The Stories of Rafik Schami as Reflections of His Psychopolitical Program
As one of the founding members of the "Polynationaler Literatur- und Kunstverein" (PoliKunst) ["Polinational Literature and Art Association," or Political Art], now generally recognized as one of the three major trends in the genre Ausländerliteratur [Foreigner Literature], 1 Rafik Schami has delighted millions with his fairytales, fables, and fantastic stories. But while the general population as well as literary societies have discovered Schami's gifts, his work has gone largely unrecognized in the secondary literature.
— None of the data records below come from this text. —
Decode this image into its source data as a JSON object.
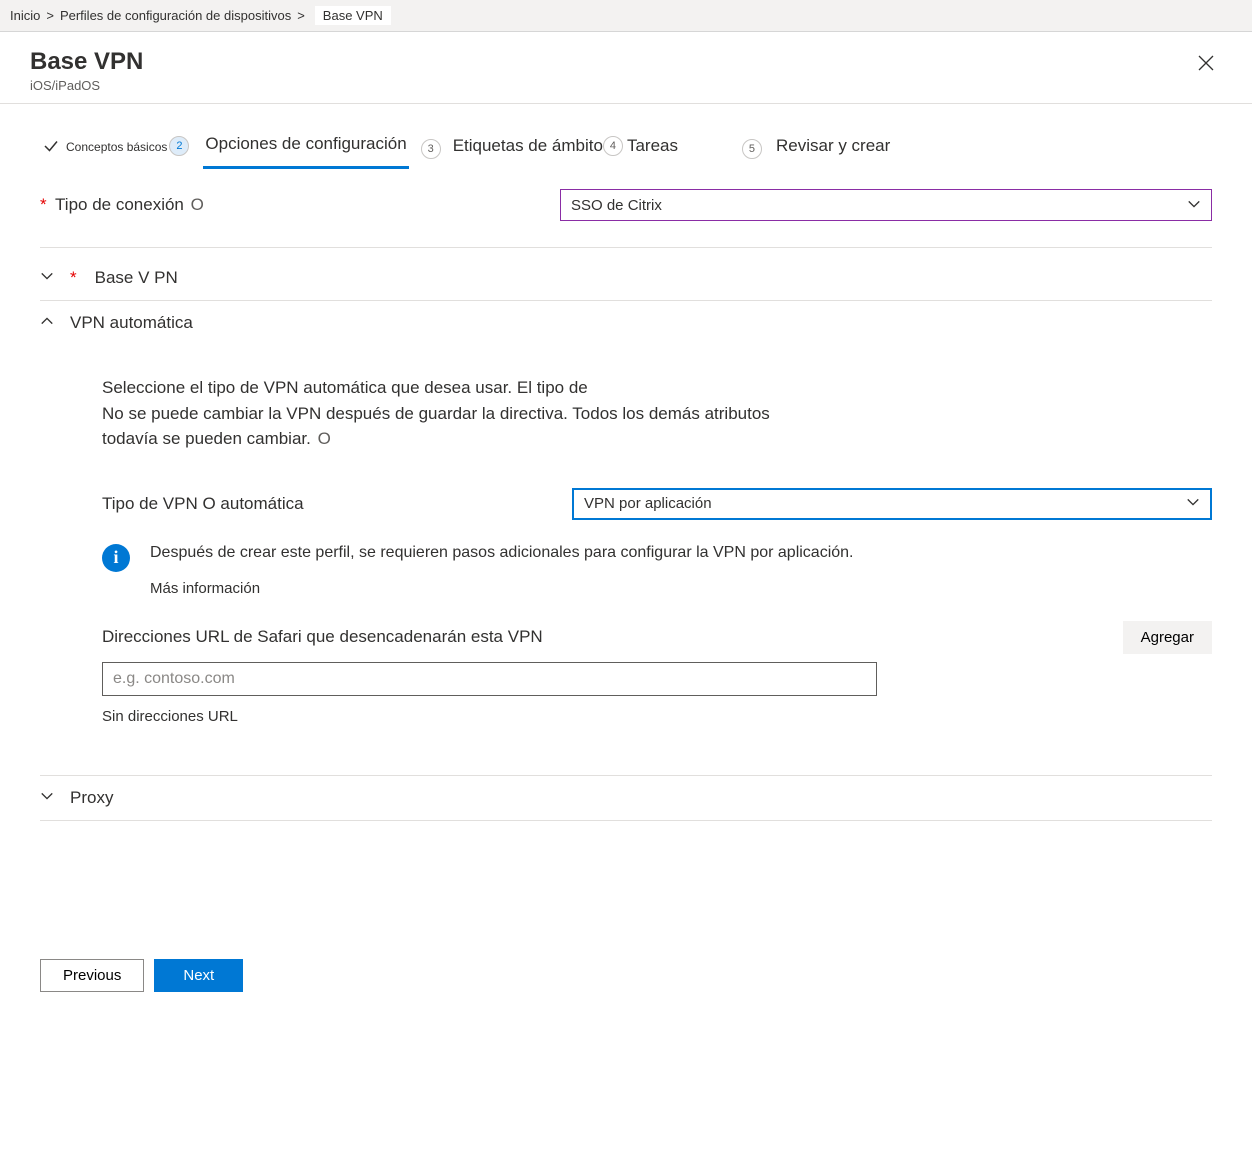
{
  "breadcrumb": {
    "home": "Inicio",
    "sep": ">",
    "profiles": "Perfiles de configuración de dispositivos",
    "current": "Base VPN"
  },
  "header": {
    "title": "Base VPN",
    "subtitle": "iOS/iPadOS"
  },
  "tabs": {
    "basics": "Conceptos básicos",
    "basics_num": "2",
    "config": "Opciones de configuración",
    "scope_num": "3",
    "scope": "Etiquetas de ámbito",
    "tasks_num": "4",
    "tasks": "Tareas",
    "review_num": "5",
    "review": "Revisar y crear"
  },
  "fields": {
    "connection_type_label": "Tipo de conexión",
    "connection_type_value": "SSO de Citrix",
    "base_vpn_label": "Base V PN",
    "auto_vpn_label": "VPN automática",
    "auto_desc_1": "Seleccione el tipo de VPN automática que desea usar. El tipo de",
    "auto_desc_2": "No se puede cambiar la VPN después de guardar la directiva. Todos los demás atributos",
    "auto_desc_3": "todavía se pueden cambiar.",
    "auto_type_label": "Tipo de VPN O automática",
    "auto_type_value": "VPN por aplicación",
    "info_text": "Después de crear este perfil, se requieren pasos adicionales para configurar la VPN por aplicación.",
    "info_link": "Más información",
    "safari_url_label": "Direcciones URL de Safari que desencadenarán esta VPN",
    "add_btn": "Agregar",
    "url_placeholder": "e.g. contoso.com",
    "no_urls": "Sin direcciones URL",
    "proxy_label": "Proxy"
  },
  "footer": {
    "previous": "Previous",
    "next": "Next"
  },
  "info_glyph": "O"
}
There have been numerous newspaper reviews concerning his work, but of the four booklength studies available on Ausländerliteratur, only one, Ulrike Reeg Schreiben in der Fremde, deals at any length with his texts. 2
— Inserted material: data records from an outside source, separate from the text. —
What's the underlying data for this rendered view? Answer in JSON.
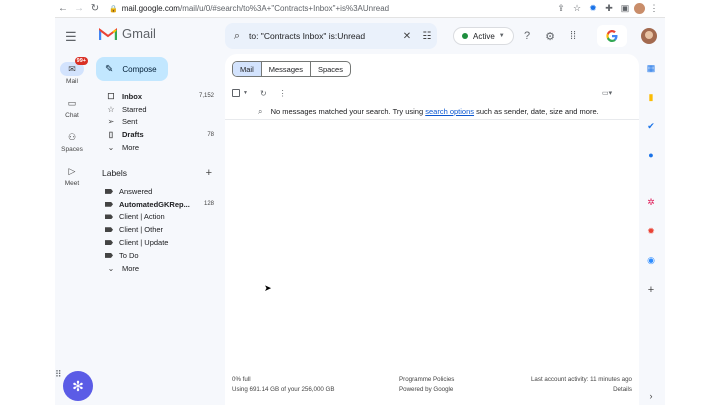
{
  "browser": {
    "url_host": "mail.google.com",
    "url_path": "/mail/u/0/#search/to%3A+\"Contracts+Inbox\"+is%3AUnread"
  },
  "header": {
    "app_name": "Gmail",
    "search_query": "to: \"Contracts Inbox\" is:Unread",
    "status_label": "Active"
  },
  "rail": {
    "mail_label": "Mail",
    "mail_badge": "99+",
    "chat_label": "Chat",
    "spaces_label": "Spaces",
    "meet_label": "Meet"
  },
  "nav": {
    "compose_label": "Compose",
    "items": [
      {
        "label": "Inbox",
        "count": "7,152",
        "icon": "inbox-icon"
      },
      {
        "label": "Starred",
        "count": "",
        "icon": "star-icon"
      },
      {
        "label": "Sent",
        "count": "",
        "icon": "send-icon"
      },
      {
        "label": "Drafts",
        "count": "78",
        "icon": "draft-icon"
      },
      {
        "label": "More",
        "count": "",
        "icon": "chevron-down-icon"
      }
    ],
    "labels_title": "Labels",
    "labels": [
      {
        "label": "Answered",
        "count": ""
      },
      {
        "label": "AutomatedGKRep...",
        "count": "128"
      },
      {
        "label": "Client | Action",
        "count": ""
      },
      {
        "label": "Client | Other",
        "count": ""
      },
      {
        "label": "Client | Update",
        "count": ""
      },
      {
        "label": "To Do",
        "count": ""
      }
    ],
    "labels_more": "More"
  },
  "main": {
    "segments": [
      "Mail",
      "Messages",
      "Spaces"
    ],
    "empty_prefix": "No messages matched your search. Try using",
    "empty_link": "search options",
    "empty_suffix": "such as sender, date, size and more.",
    "footer": {
      "storage_pct": "0% full",
      "storage_detail": "Using 691.14 GB of your 256,000 GB",
      "policies": "Programme Policies",
      "powered": "Powered by Google",
      "activity": "Last account activity: 11 minutes ago",
      "details": "Details"
    }
  },
  "colors": {
    "accent": "#0b57d0",
    "compose_bg": "#c2e7ff",
    "selected_bg": "#d3e3fd",
    "frame_bg": "#f6f8fc"
  }
}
Born in Damascus in 1946 of parents from the Christian-Aramaic town of Malula and having moved to West Germany in 1971, Schami creates texts that are more than worthy of critical attention. His stories incorporate a psychopolitical agenda while blending the literary traditions of both the Arabic and the German worlds. This presentation of a multicultural world in his texts allows him simultaneously to portray environments familiar and unfamiliar to his German and foreigner audience.
The reasons for choosing Schami's work as the subject of this chapter are numerous. He has written many short stories, articles, and books 3 and received several literary prizes, 4 but particularly interesting for the university readership is his clearly delineated psychopolitical program for foreigner literature, or what he refers to as Gastarbeiterliteratur [guest worker literature], 5 detailed in articles published in Linkskurve in 1983 and Kommune in 1985. 6 It is my intention to examine how and to what degree this psychopolitical program informs four texts, chosen for their thematic content,